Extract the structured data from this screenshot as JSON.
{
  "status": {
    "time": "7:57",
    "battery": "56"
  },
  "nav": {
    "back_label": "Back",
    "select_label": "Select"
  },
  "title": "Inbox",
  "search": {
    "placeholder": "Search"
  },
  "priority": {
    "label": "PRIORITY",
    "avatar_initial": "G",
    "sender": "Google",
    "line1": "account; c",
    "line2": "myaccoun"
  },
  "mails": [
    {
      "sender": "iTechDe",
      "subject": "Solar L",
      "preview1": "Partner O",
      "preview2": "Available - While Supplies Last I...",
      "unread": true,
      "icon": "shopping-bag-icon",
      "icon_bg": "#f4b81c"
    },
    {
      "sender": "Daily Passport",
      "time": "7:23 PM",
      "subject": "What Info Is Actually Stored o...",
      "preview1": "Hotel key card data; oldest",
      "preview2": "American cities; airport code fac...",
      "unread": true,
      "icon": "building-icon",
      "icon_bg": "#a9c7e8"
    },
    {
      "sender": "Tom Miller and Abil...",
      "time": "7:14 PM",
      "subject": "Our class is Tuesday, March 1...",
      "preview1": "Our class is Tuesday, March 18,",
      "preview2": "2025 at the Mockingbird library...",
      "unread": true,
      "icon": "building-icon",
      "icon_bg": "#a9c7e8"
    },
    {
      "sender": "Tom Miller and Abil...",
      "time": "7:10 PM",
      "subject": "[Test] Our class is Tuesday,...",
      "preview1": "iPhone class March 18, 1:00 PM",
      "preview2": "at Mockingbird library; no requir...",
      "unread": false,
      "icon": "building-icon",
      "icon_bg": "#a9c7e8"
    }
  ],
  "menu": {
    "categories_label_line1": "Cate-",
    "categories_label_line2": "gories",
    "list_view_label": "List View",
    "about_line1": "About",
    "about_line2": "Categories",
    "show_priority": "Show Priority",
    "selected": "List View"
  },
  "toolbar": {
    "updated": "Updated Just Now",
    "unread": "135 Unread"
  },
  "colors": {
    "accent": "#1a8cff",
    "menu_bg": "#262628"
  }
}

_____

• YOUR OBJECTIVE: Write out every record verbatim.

• ANSWER FOR THIS EXERCISE:
Extract the structured data from this screenshot as JSON.
{
  "status": {
    "time": "7:57",
    "battery": "56"
  },
  "nav": {
    "back_label": "Back",
    "select_label": "Select"
  },
  "title": "Inbox",
  "search": {
    "placeholder": "Search"
  },
  "priority": {
    "label": "PRIORITY",
    "avatar_initial": "G",
    "sender": "Google",
    "line1": "account; c",
    "line2": "myaccoun"
  },
  "mails": [
    {
      "sender": "iTechDe",
      "subject": "Solar L",
      "preview1": "Partner O",
      "preview2": "Available - While Supplies Last I...",
      "unread": true,
      "icon": "shopping-bag-icon",
      "icon_bg": "#f4b81c"
    },
    {
      "sender": "Daily Passport",
      "time": "7:23 PM",
      "subject": "What Info Is Actually Stored o...",
      "preview1": "Hotel key card data; oldest",
      "preview2": "American cities; airport code fac...",
      "unread": true,
      "icon": "building-icon",
      "icon_bg": "#a9c7e8"
    },
    {
      "sender": "Tom Miller and Abil...",
      "time": "7:14 PM",
      "subject": "Our class is Tuesday, March 1...",
      "preview1": "Our class is Tuesday, March 18,",
      "preview2": "2025 at the Mockingbird library...",
      "unread": true,
      "icon": "building-icon",
      "icon_bg": "#a9c7e8"
    },
    {
      "sender": "Tom Miller and Abil...",
      "time": "7:10 PM",
      "subject": "[Test] Our class is Tuesday,...",
      "preview1": "iPhone class March 18, 1:00 PM",
      "preview2": "at Mockingbird library; no requir...",
      "unread": false,
      "icon": "building-icon",
      "icon_bg": "#a9c7e8"
    }
  ],
  "menu": {
    "categories_label_line1": "Cate-",
    "categories_label_line2": "gories",
    "list_view_label": "List View",
    "about_line1": "About",
    "about_line2": "Categories",
    "show_priority": "Show Priority",
    "selected": "List View"
  },
  "toolbar": {
    "updated": "Updated Just Now",
    "unread": "135 Unread"
  },
  "colors": {
    "accent": "#1a8cff",
    "menu_bg": "#262628"
  }
}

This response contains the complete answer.